Herding Behaviour: From Ant Colonies to Car Byers

Herding Behaviour: From Ant Colonies to Car Byers

When you put two identical cookie jars at the same distance from an ant colony, the ants will empty one jar before moving on to the other. Why, you ask? The ants follow scent trails left by their fellow ants. When one discovers a delectable treat, it scampers back to the colony, leaving behind an aromatic trail. Other ants pick up on this trail and dutifully follow it. As more and more ants join the party, the scent becomes stronger, attracting even more of their comrades. That's a prime example of herding behaviour in the animal kingdom.

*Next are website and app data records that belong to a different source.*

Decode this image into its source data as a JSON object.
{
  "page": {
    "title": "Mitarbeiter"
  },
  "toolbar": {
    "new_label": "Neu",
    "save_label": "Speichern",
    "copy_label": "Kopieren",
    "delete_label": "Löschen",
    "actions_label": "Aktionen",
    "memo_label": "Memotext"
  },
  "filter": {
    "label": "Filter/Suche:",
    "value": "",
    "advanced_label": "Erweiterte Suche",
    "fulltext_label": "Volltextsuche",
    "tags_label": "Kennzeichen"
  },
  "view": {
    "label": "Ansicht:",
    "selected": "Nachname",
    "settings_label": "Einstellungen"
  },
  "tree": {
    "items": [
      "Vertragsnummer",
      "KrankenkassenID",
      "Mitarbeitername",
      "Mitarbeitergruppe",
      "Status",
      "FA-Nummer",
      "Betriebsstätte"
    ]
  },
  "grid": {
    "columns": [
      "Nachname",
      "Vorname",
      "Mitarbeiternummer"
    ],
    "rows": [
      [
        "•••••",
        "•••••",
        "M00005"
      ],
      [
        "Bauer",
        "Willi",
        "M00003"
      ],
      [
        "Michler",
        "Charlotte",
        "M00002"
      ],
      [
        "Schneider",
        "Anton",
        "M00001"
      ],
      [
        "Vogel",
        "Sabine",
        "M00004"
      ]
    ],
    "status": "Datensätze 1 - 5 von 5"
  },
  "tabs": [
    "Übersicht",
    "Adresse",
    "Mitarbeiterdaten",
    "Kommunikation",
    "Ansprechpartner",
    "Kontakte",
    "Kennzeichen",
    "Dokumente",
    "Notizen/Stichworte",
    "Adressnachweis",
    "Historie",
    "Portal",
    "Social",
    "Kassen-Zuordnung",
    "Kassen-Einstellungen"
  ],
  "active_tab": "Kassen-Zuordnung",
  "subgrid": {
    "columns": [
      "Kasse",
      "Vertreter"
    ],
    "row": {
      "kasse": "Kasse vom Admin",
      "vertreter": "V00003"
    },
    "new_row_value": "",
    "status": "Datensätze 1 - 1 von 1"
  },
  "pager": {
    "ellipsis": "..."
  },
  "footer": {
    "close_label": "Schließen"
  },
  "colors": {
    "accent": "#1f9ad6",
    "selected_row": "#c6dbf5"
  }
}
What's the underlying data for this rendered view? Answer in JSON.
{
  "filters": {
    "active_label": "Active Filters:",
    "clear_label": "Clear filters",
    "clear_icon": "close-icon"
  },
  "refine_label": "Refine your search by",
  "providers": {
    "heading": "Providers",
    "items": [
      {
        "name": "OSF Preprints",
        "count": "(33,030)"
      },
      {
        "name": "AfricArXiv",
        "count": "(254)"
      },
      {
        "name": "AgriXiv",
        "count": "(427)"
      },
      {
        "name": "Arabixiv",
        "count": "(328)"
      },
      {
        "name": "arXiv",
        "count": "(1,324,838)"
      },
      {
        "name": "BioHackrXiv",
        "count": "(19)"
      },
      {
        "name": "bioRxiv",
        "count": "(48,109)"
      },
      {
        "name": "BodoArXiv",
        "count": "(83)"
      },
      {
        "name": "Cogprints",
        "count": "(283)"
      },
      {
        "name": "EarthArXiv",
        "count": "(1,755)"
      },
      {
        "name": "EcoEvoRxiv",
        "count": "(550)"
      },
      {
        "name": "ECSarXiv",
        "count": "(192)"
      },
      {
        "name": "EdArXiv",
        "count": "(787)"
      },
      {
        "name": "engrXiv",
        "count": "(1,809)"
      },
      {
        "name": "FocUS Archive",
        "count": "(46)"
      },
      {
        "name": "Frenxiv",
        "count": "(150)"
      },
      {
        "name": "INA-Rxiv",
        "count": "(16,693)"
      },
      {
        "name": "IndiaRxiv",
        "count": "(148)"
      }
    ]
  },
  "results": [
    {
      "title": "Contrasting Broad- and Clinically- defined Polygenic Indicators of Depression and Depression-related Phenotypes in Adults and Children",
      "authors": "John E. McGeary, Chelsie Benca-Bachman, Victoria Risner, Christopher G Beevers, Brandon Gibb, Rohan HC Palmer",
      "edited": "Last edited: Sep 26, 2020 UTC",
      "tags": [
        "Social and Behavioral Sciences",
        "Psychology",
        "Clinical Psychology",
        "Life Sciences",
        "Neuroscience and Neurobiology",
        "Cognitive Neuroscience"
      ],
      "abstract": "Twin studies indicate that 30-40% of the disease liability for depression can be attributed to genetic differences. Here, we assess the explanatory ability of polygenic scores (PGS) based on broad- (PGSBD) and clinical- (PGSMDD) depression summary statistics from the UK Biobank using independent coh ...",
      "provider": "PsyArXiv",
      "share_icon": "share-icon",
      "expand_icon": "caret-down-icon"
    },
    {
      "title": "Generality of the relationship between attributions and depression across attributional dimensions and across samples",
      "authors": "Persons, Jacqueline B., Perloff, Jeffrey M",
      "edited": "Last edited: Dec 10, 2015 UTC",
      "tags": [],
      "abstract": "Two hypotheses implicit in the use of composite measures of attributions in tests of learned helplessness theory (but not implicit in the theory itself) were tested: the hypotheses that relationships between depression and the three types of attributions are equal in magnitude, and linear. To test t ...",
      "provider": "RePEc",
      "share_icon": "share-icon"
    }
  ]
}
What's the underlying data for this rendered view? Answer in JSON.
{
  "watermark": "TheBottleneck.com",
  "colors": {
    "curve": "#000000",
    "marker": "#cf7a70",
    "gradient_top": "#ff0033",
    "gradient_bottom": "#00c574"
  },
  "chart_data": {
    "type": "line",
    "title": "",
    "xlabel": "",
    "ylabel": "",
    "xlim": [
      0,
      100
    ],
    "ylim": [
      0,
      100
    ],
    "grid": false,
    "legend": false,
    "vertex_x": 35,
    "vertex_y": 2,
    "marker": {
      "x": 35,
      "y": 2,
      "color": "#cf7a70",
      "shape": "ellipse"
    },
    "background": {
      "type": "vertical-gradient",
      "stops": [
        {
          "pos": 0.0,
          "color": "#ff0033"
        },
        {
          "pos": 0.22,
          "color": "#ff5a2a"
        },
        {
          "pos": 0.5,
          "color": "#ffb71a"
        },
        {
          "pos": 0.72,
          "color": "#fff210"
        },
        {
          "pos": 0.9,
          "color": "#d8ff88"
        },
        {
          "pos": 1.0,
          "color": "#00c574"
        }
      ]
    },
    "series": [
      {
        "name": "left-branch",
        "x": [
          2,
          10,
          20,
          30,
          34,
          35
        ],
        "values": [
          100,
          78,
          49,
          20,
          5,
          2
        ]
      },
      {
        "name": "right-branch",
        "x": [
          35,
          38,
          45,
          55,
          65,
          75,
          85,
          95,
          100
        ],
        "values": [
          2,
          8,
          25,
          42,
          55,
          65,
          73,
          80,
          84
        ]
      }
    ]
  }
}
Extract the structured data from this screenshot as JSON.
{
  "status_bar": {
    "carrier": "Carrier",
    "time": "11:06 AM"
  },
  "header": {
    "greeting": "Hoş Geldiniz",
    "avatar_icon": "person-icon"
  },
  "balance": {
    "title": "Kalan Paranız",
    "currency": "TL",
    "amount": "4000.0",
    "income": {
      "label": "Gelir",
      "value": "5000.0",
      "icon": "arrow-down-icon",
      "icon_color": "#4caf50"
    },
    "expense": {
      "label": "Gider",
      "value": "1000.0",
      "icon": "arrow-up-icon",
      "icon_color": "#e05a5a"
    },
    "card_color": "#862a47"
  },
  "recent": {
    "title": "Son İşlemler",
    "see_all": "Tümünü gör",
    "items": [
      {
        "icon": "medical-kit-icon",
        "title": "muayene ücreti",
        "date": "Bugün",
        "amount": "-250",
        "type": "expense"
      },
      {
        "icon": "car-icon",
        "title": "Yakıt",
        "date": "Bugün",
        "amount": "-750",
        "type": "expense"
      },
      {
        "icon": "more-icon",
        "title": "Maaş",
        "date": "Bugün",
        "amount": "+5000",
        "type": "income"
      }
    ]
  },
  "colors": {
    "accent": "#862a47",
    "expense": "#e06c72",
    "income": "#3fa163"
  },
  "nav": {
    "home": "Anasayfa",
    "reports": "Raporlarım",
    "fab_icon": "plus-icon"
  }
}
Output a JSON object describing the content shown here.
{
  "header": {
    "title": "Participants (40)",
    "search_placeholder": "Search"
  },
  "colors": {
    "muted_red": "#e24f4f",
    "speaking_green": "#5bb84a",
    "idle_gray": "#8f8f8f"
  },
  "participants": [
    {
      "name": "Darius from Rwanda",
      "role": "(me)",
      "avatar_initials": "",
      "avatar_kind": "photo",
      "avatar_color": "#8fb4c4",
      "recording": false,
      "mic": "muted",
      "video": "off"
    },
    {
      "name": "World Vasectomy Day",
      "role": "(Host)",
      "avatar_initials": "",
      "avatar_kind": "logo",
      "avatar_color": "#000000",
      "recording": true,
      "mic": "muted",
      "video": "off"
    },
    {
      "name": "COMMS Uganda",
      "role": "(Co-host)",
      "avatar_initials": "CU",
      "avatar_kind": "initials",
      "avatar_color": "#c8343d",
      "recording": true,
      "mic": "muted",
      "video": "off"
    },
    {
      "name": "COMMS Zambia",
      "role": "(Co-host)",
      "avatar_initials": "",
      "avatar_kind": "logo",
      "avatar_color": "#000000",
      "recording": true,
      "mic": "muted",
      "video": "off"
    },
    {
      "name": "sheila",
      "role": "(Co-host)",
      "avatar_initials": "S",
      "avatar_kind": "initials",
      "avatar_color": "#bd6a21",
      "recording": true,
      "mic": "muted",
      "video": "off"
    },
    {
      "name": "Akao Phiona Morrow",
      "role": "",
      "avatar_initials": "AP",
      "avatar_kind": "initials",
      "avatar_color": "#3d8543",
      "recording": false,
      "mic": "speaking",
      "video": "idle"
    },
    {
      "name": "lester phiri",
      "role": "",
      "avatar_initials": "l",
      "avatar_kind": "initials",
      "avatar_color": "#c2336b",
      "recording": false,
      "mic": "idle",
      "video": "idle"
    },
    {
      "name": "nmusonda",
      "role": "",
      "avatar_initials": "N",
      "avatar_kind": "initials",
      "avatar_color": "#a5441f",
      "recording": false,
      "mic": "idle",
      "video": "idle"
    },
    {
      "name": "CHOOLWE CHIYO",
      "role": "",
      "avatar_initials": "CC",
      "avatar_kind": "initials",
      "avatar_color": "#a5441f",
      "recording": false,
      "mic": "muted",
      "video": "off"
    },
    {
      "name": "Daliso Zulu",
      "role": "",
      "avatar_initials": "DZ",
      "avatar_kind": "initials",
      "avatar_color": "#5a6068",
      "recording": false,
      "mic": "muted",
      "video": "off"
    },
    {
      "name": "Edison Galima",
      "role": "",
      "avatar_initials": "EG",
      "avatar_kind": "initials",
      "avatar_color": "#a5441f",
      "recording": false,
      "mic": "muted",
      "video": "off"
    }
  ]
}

The situation grows slightly more complex with us humans due to our sophisticated cognitive abilities, but we unconsciously rely on collective wisdom as well.

Imagine yourself strolling past two adjacent Italian restaurants. One is teeming with enthusiastic customers, while the other is empty. You'd be inclined to join the queue at the bustling restaurant, assuming it's far superior to the other.

Likewise, you might be more inclined to drop a few coins into a donation box adorned with cash instead of its empty counterpart. You may decide to invest in a popular cryptocurrency due to tales of immense fortunes amassed by others. And on Black Friday, you might unwittingly succumb to a shopping frenzy, purchasing items you don't even need, all for fear of missing out on fantastic deals.

In such situations, we find ourselves swayed by social proof—the notion that if everyone else is doing it, it must be the right thing to do.

Now, when it comes to selling cars, you can't precisely corral a crowd of people in front of your dealership to coerce them into buying vehicles.

However, you can effectively showcase the popularity of selected models or services by demonstrating the vast numbers of individuals who have already purchased them. Positive ratings and reviews play a pivotal role in amplifying this herding effect.

Glowing testimonials from satisfied customers work wonders in general. When people observe that others are joyfully content with their purchases, they're more likely to believe they will experience similar satisfaction.

But a crowd does not always equate to excellence. Just because loads of cars are parked outside a garage does not guarantee exceptional service. It could simply mean their incompetence in getting them fixed in the first place.

Herding can lead to unwise decisions, too. Just because your competitors are all over TikTok and Instagram doesn't mean you must also hop on the bandwagon.

So ensure you strike the right balance between attracting the herds and being a sheep!


Got questions or thoughts you'd like to share? We love a good conversation! Let's discuss your insights.

bottom of page